§ WHAT IS REQUIRED: Within these entries, which lines include the string "shipping"? Copy each one.

━━ LISTED RECORDS

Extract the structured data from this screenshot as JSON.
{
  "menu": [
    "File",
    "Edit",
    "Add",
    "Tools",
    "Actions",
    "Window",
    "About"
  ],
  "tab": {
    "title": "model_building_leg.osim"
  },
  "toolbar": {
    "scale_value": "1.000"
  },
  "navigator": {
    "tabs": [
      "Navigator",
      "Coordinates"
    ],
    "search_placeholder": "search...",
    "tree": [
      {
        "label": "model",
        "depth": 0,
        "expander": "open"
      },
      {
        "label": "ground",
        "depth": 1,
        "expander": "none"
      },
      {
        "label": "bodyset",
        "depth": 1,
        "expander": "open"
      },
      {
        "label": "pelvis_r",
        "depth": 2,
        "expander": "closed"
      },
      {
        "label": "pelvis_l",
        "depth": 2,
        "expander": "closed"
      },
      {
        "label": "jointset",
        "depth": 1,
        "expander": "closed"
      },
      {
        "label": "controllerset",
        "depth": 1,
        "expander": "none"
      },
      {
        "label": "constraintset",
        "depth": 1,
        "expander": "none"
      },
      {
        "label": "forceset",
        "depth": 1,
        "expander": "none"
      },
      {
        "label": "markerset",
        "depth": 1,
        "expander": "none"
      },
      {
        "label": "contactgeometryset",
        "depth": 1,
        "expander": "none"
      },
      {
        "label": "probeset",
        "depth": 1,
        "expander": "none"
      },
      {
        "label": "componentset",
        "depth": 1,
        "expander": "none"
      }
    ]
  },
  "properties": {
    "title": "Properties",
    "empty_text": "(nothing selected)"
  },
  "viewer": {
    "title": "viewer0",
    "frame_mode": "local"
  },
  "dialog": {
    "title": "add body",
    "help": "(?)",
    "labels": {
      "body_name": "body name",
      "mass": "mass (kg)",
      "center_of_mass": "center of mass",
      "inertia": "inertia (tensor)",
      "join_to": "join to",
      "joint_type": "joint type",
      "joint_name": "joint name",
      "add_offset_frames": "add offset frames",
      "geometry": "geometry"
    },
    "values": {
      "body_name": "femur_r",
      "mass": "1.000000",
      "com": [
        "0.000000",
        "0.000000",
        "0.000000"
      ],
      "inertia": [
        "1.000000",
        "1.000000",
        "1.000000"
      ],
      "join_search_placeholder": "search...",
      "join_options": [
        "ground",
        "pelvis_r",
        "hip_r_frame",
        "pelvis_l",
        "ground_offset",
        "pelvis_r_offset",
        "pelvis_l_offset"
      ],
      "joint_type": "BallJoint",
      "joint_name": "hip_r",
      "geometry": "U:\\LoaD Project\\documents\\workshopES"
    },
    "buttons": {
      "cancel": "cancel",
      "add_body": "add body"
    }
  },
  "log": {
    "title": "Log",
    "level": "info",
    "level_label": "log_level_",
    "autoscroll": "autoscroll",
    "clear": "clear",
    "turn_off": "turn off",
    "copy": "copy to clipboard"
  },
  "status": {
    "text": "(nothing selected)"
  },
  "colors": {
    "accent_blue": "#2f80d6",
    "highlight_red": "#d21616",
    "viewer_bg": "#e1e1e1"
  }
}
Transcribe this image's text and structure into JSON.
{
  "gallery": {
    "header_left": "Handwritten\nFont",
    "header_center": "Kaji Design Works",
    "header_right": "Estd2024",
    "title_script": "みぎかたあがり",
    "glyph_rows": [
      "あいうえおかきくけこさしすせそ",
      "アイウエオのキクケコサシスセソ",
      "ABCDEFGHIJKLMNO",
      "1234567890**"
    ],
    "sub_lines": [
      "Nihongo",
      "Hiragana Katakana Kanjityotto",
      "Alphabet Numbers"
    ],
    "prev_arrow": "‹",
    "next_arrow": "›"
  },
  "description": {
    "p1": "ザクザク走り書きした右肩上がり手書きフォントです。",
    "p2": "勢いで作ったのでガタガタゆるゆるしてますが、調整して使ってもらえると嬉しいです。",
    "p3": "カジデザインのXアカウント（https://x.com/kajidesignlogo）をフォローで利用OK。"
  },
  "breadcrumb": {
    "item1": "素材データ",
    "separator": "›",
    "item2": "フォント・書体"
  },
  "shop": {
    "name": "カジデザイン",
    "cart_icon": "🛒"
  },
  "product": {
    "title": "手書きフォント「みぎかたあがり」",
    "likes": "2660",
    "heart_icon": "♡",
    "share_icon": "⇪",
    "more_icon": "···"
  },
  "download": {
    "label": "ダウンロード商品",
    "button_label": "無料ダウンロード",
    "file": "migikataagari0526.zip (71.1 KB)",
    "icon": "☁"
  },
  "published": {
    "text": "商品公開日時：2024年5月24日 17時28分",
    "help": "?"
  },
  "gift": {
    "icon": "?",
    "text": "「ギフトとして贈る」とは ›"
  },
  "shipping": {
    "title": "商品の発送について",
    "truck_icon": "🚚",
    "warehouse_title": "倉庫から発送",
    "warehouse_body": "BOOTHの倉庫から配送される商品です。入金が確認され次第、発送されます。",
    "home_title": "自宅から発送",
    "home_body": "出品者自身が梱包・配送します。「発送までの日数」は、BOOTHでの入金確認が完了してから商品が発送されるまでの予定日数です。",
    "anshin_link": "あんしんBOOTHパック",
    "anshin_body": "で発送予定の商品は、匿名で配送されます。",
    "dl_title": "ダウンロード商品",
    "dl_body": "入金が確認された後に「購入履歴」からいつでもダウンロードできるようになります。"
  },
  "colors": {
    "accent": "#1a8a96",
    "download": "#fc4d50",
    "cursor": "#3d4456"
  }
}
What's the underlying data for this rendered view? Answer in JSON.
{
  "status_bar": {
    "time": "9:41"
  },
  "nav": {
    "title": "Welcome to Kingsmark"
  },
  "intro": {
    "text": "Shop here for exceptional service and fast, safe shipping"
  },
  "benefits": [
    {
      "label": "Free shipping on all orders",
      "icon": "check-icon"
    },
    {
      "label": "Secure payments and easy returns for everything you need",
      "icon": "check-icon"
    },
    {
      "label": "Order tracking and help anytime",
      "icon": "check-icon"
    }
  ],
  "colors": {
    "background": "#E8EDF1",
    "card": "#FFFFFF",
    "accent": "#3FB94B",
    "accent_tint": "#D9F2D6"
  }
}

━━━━

§ FINISHED TASK:
  "shipping": {
    "text": "Shop here for exceptional service and fast, safe shipping"
      "label": "Free shipping on all orders",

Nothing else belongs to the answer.